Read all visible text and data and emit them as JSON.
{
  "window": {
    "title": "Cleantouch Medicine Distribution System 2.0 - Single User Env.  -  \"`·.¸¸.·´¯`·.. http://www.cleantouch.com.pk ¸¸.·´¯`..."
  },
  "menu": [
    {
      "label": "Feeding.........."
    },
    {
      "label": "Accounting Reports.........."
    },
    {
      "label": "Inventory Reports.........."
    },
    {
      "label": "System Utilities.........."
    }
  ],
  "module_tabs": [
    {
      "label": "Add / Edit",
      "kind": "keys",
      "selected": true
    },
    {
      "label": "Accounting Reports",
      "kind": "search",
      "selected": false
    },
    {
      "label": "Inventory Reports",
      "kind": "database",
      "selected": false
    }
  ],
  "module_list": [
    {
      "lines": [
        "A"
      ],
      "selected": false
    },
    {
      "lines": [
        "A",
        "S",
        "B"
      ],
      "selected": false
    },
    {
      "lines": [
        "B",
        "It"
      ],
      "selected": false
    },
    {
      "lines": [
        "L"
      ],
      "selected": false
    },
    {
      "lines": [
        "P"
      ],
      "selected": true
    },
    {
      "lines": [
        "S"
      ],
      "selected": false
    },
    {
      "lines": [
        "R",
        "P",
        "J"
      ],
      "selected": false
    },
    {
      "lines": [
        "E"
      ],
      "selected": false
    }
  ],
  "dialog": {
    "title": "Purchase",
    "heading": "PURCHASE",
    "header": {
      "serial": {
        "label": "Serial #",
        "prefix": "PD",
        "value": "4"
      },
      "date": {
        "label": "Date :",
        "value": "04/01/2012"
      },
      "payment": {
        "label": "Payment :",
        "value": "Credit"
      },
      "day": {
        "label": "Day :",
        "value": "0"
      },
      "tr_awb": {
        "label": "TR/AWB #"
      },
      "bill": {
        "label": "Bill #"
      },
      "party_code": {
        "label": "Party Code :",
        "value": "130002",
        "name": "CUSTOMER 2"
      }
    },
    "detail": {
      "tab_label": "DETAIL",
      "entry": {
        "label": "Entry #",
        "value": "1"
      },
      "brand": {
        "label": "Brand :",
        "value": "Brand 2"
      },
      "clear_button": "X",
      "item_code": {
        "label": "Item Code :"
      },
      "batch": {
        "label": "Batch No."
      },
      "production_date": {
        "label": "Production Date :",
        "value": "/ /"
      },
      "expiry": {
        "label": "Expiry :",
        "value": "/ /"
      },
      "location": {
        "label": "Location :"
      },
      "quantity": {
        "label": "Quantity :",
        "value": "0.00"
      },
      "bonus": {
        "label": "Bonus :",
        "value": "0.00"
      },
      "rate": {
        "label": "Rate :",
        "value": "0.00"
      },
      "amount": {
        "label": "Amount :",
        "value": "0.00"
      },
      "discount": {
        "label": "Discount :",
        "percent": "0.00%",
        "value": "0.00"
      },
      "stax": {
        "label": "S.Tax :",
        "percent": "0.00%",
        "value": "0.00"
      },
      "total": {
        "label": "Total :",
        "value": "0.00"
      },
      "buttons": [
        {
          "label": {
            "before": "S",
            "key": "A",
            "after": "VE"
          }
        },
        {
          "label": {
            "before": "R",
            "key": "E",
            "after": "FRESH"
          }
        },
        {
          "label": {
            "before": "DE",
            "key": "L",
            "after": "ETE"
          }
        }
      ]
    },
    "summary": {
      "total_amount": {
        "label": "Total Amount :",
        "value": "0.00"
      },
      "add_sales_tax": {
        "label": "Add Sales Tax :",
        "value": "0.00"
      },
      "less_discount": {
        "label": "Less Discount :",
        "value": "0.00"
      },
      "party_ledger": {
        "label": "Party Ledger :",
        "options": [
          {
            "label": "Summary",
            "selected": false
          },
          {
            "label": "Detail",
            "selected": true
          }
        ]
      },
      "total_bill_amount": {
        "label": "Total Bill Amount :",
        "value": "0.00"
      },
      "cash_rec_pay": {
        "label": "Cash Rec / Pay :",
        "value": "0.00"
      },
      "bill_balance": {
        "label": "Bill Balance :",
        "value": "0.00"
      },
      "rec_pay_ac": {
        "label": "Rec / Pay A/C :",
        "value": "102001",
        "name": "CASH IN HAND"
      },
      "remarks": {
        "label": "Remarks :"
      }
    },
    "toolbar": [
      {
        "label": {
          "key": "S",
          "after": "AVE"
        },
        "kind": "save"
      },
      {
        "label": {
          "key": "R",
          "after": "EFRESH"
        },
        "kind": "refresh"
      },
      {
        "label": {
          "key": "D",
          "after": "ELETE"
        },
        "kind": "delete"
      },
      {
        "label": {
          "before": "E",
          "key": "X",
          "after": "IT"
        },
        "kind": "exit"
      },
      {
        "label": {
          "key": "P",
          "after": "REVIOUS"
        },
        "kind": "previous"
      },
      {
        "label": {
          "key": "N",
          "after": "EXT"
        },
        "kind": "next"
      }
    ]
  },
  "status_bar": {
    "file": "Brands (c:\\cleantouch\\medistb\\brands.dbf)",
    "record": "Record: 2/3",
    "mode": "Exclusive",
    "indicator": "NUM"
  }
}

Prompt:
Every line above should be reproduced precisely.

Finished task:
Read all visible text and data and emit them as JSON.
{
  "window": {
    "title": "Cleantouch Medicine Distribution System 2.0 - Single User Env.  -  \"`·.¸¸.·´¯`·.. http://www.cleantouch.com.pk ¸¸.·´¯`..."
  },
  "menu": [
    {
      "label": "Feeding.........."
    },
    {
      "label": "Accounting Reports.........."
    },
    {
      "label": "Inventory Reports.........."
    },
    {
      "label": "System Utilities.........."
    }
  ],
  "module_tabs": [
    {
      "label": "Add / Edit",
      "kind": "keys",
      "selected": true
    },
    {
      "label": "Accounting Reports",
      "kind": "search",
      "selected": false
    },
    {
      "label": "Inventory Reports",
      "kind": "database",
      "selected": false
    }
  ],
  "module_list": [
    {
      "lines": [
        "A"
      ],
      "selected": false
    },
    {
      "lines": [
        "A",
        "S",
        "B"
      ],
      "selected": false
    },
    {
      "lines": [
        "B",
        "It"
      ],
      "selected": false
    },
    {
      "lines": [
        "L"
      ],
      "selected": false
    },
    {
      "lines": [
        "P"
      ],
      "selected": true
    },
    {
      "lines": [
        "S"
      ],
      "selected": false
    },
    {
      "lines": [
        "R",
        "P",
        "J"
      ],
      "selected": false
    },
    {
      "lines": [
        "E"
      ],
      "selected": false
    }
  ],
  "dialog": {
    "title": "Purchase",
    "heading": "PURCHASE",
    "header": {
      "serial": {
        "label": "Serial #",
        "prefix": "PD",
        "value": "4"
      },
      "date": {
        "label": "Date :",
        "value": "04/01/2012"
      },
      "payment": {
        "label": "Payment :",
        "value": "Credit"
      },
      "day": {
        "label": "Day :",
        "value": "0"
      },
      "tr_awb": {
        "label": "TR/AWB #"
      },
      "bill": {
        "label": "Bill #"
      },
      "party_code": {
        "label": "Party Code :",
        "value": "130002",
        "name": "CUSTOMER 2"
      }
    },
    "detail": {
      "tab_label": "DETAIL",
      "entry": {
        "label": "Entry #",
        "value": "1"
      },
      "brand": {
        "label": "Brand :",
        "value": "Brand 2"
      },
      "clear_button": "X",
      "item_code": {
        "label": "Item Code :"
      },
      "batch": {
        "label": "Batch No."
      },
      "production_date": {
        "label": "Production Date :",
        "value": "/ /"
      },
      "expiry": {
        "label": "Expiry :",
        "value": "/ /"
      },
      "location": {
        "label": "Location :"
      },
      "quantity": {
        "label": "Quantity :",
        "value": "0.00"
      },
      "bonus": {
        "label": "Bonus :",
        "value": "0.00"
      },
      "rate": {
        "label": "Rate :",
        "value": "0.00"
      },
      "amount": {
        "label": "Amount :",
        "value": "0.00"
      },
      "discount": {
        "label": "Discount :",
        "percent": "0.00%",
        "value": "0.00"
      },
      "stax": {
        "label": "S.Tax :",
        "percent": "0.00%",
        "value": "0.00"
      },
      "total": {
        "label": "Total :",
        "value": "0.00"
      },
      "buttons": [
        {
          "label": {
            "before": "S",
            "key": "A",
            "after": "VE"
          }
        },
        {
          "label": {
            "before": "R",
            "key": "E",
            "after": "FRESH"
          }
        },
        {
          "label": {
            "before": "DE",
            "key": "L",
            "after": "ETE"
          }
        }
      ]
    },
    "summary": {
      "total_amount": {
        "label": "Total Amount :",
        "value": "0.00"
      },
      "add_sales_tax": {
        "label": "Add Sales Tax :",
        "value": "0.00"
      },
      "less_discount": {
        "label": "Less Discount :",
        "value": "0.00"
      },
      "party_ledger": {
        "label": "Party Ledger :",
        "options": [
          {
            "label": "Summary",
            "selected": false
          },
          {
            "label": "Detail",
            "selected": true
          }
        ]
      },
      "total_bill_amount": {
        "label": "Total Bill Amount :",
        "value": "0.00"
      },
      "cash_rec_pay": {
        "label": "Cash Rec / Pay :",
        "value": "0.00"
      },
      "bill_balance": {
        "label": "Bill Balance :",
        "value": "0.00"
      },
      "rec_pay_ac": {
        "label": "Rec / Pay A/C :",
        "value": "102001",
        "name": "CASH IN HAND"
      },
      "remarks": {
        "label": "Remarks :"
      }
    },
    "toolbar": [
      {
        "label": {
          "key": "S",
          "after": "AVE"
        },
        "kind": "save"
      },
      {
        "label": {
          "key": "R",
          "after": "EFRESH"
        },
        "kind": "refresh"
      },
      {
        "label": {
          "key": "D",
          "after": "ELETE"
        },
        "kind": "delete"
      },
      {
        "label": {
          "before": "E",
          "key": "X",
          "after": "IT"
        },
        "kind": "exit"
      },
      {
        "label": {
          "key": "P",
          "after": "REVIOUS"
        },
        "kind": "previous"
      },
      {
        "label": {
          "key": "N",
          "after": "EXT"
        },
        "kind": "next"
      }
    ]
  },
  "status_bar": {
    "file": "Brands (c:\\cleantouch\\medistb\\brands.dbf)",
    "record": "Record: 2/3",
    "mode": "Exclusive",
    "indicator": "NUM"
  }
}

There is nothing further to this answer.